Two-thirds of the group have behavioral symptoms, such as hyperactivity, aggressiveness, obsessive and rigid behavior, and being very sensitive to touch. Two have problems with social interactions but do not have an autism diagnosis.2
Some of the symptoms found in the 15 people, such as being sensitive to touch, rigid behavior, and speech delays, are also found in autism. A change to SMARCC2 raises the risk of autism, says a leader of the research team, Philippe M. Campeau, M.D., of the CHU Sainte-Justine Research Center and University of Montreal.
Some of the 15 youth have similar physical traits, such as thick eyebrows, an upturned nose, a thin upper or thick lower lip, or extra body hair.
Jensynn does not have those physical traits, his mother says. Nor does he have the feeding and growth problems sometimes found in SMARCC2 syndrome.
In fact, unlike many third graders, he eats a variety of fruits and vegetables. While McGregor was chopping vegetables recently, Jensynn asked her if he could taste both raw green peppers and onions. To her surprise, he liked both. “My mind was just blown,” she says.
Little is known about the newly described SMARCC2-related syndrome. The McGregors have questions that they hope will be answered when more research is done. For example, Shawn McGregor asks, “How many adults have SMARCC2 changes?”
Campeau, who has been researching SMARCC2 and related genes, says that SMARCC2-related syndrome is very rare. “There will be an increase in awareness of the condition now that we published about it,” he says.
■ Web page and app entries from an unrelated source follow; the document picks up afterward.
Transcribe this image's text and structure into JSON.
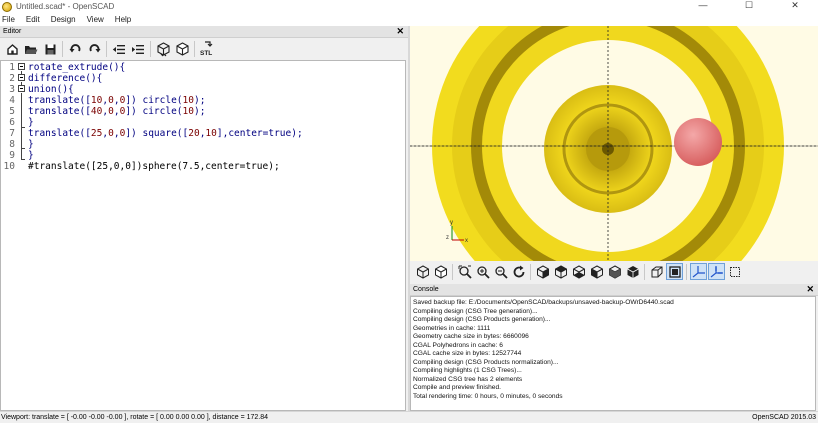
{
  "window": {
    "title": "Untitled.scad* - OpenSCAD",
    "minimize": "—",
    "maximize": "☐",
    "close": "✕"
  },
  "menu": [
    "File",
    "Edit",
    "Design",
    "View",
    "Help"
  ],
  "editor": {
    "title": "Editor",
    "close": "✕",
    "toolbar_icons": [
      "new-icon",
      "open-icon",
      "save-icon",
      "undo-icon",
      "redo-icon",
      "unindent-icon",
      "indent-icon",
      "preview-icon",
      "render-icon",
      "export-stl-icon"
    ],
    "stl_label": "STL",
    "lines": [
      {
        "n": "1",
        "tokens": [
          [
            "kw",
            "rotate_extrude(){"
          ]
        ]
      },
      {
        "n": "2",
        "tokens": [
          [
            "kw",
            "difference(){"
          ]
        ]
      },
      {
        "n": "3",
        "tokens": [
          [
            "kw",
            "union(){"
          ]
        ]
      },
      {
        "n": "4",
        "tokens": [
          [
            "kw",
            "translate(["
          ],
          [
            "num",
            "10"
          ],
          [
            "kw",
            ","
          ],
          [
            "num",
            "0"
          ],
          [
            "kw",
            ","
          ],
          [
            "num",
            "0"
          ],
          [
            "kw",
            "]) circle("
          ],
          [
            "num",
            "10"
          ],
          [
            "kw",
            ");"
          ]
        ]
      },
      {
        "n": "5",
        "tokens": [
          [
            "kw",
            "translate(["
          ],
          [
            "num",
            "40"
          ],
          [
            "kw",
            ","
          ],
          [
            "num",
            "0"
          ],
          [
            "kw",
            ","
          ],
          [
            "num",
            "0"
          ],
          [
            "kw",
            "]) circle("
          ],
          [
            "num",
            "10"
          ],
          [
            "kw",
            ");"
          ]
        ]
      },
      {
        "n": "6",
        "tokens": [
          [
            "kw",
            "}"
          ]
        ]
      },
      {
        "n": "7",
        "tokens": [
          [
            "kw",
            "translate(["
          ],
          [
            "num",
            "25"
          ],
          [
            "kw",
            ","
          ],
          [
            "num",
            "0"
          ],
          [
            "kw",
            ","
          ],
          [
            "num",
            "0"
          ],
          [
            "kw",
            "]) square(["
          ],
          [
            "num",
            "20"
          ],
          [
            "kw",
            ","
          ],
          [
            "num",
            "10"
          ],
          [
            "kw",
            "],center="
          ],
          [
            "bool",
            "true"
          ],
          [
            "kw",
            ");"
          ]
        ]
      },
      {
        "n": "8",
        "tokens": [
          [
            "kw",
            "}"
          ]
        ]
      },
      {
        "n": "9",
        "tokens": [
          [
            "kw",
            "}"
          ]
        ]
      },
      {
        "n": "10",
        "tokens": [
          [
            "cm",
            "#translate([25,0,0])sphere(7.5,center=true);"
          ]
        ]
      }
    ]
  },
  "viewport": {
    "background": "#fffbe5",
    "torus_color": "#f2dc1e",
    "highlight_sphere_color": "#ee8080",
    "axes_label_z": "z",
    "axes_label_y": "y",
    "axes_label_x": "x"
  },
  "view_toolbar_icons": [
    "preview-icon",
    "surfaces-icon",
    "zoom-all-icon",
    "zoom-in-icon",
    "zoom-out-icon",
    "reset-view-icon",
    "view-right-icon",
    "view-top-icon",
    "view-bottom-icon",
    "view-left-icon",
    "view-front-icon",
    "view-back-icon",
    "perspective-icon",
    "orthogonal-icon",
    "axes-icon",
    "scale-markers-icon",
    "edges-icon"
  ],
  "console": {
    "title": "Console",
    "close": "✕",
    "lines": [
      "Saved backup file: E:/Documents/OpenSCAD/backups/unsaved-backup-OWrD6440.scad",
      "Compiling design (CSG Tree generation)...",
      "Compiling design (CSG Products generation)...",
      "Geometries in cache: 1111",
      "Geometry cache size in bytes: 6660096",
      "CGAL Polyhedrons in cache: 6",
      "CGAL cache size in bytes: 12527744",
      "Compiling design (CSG Products normalization)...",
      "Compiling highlights (1 CSG Trees)...",
      "Normalized CSG tree has 2 elements",
      "Compile and preview finished.",
      "Total rendering time: 0 hours, 0 minutes, 0 seconds"
    ]
  },
  "status": {
    "viewport": "Viewport: translate = [ -0.00 -0.00 -0.00 ], rotate = [ 0.00 0.00 0.00 ], distance = 172.84",
    "version": "OpenSCAD 2015.03"
  }
}
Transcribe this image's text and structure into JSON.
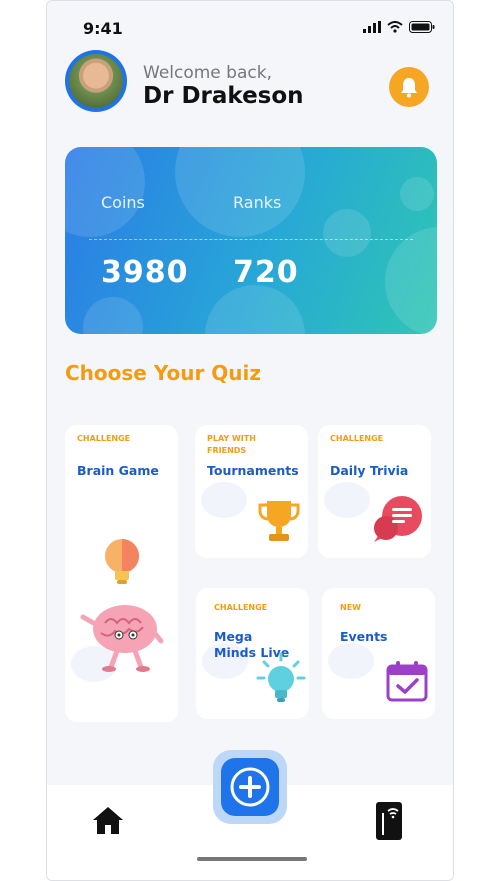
{
  "status_bar": {
    "time": "9:41"
  },
  "header": {
    "welcome": "Welcome back,",
    "user_name": "Dr Drakeson"
  },
  "stats": {
    "coins_label": "Coins",
    "coins_value": "3980",
    "ranks_label": "Ranks",
    "ranks_value": "720"
  },
  "section_title": "Choose Your Quiz",
  "quizzes": [
    {
      "tag": "CHALLENGE",
      "title": "Brain Game",
      "icon": "brain-icon"
    },
    {
      "tag": "PLAY WITH FRIENDS",
      "title": "Tournaments",
      "icon": "trophy-icon"
    },
    {
      "tag": "CHALLENGE",
      "title": "Daily Trivia",
      "icon": "chat-icon"
    },
    {
      "tag": "CHALLENGE",
      "title": "Mega Minds Live",
      "icon": "lightbulb-icon"
    },
    {
      "tag": "NEW",
      "title": "Events",
      "icon": "calendar-icon"
    }
  ],
  "nav": {
    "items": [
      "home-icon",
      "plus-icon",
      "phone-icon"
    ]
  },
  "colors": {
    "accent": "#1e74e8",
    "orange": "#f39c12",
    "bell": "#f5a623"
  }
}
He predicts that about 50 people will be diagnosed with a significant change to a SMARCC2 gene in the next three years.
To contribute to research into that gene, the McGregors joined Simons Searchlight, which studies rare genetic conditions. “Simons Searchlight is the next step in research for SPARK families who receive a genetic diagnosis,” explains Jennifer Tjernagel, senior project manager of Searchlight. “Once we know the genetic diagnosis, there are many other questions to ask, and Searchlight takes a deeper dive into getting those answers with families.” SPARK and Searchlight are both funded by the Simons Foundation Autism Research Initiative.
Looking Ahead for Jensynn
Although she felt apprehensive when she first heard about SMARCC2, Jessica McGregor says she is glad to have that information. She shared the news with Jensynn’s doctor, who is interested in genetics. “The doctor said to wait and see what other information comes out about it, and not jump to conclusions or be scared,” she says. The McGregors hope further research will help prepare people who have SMARCC2 changes for health challenges that could arise in the future.
She encourages other families to join SPARK. “We can be affecting our children’s outcomes later in life by learning about [gene changes],” she says. “We all want to find ways to help our children succeed and have the best chance for a happy, healthy life.”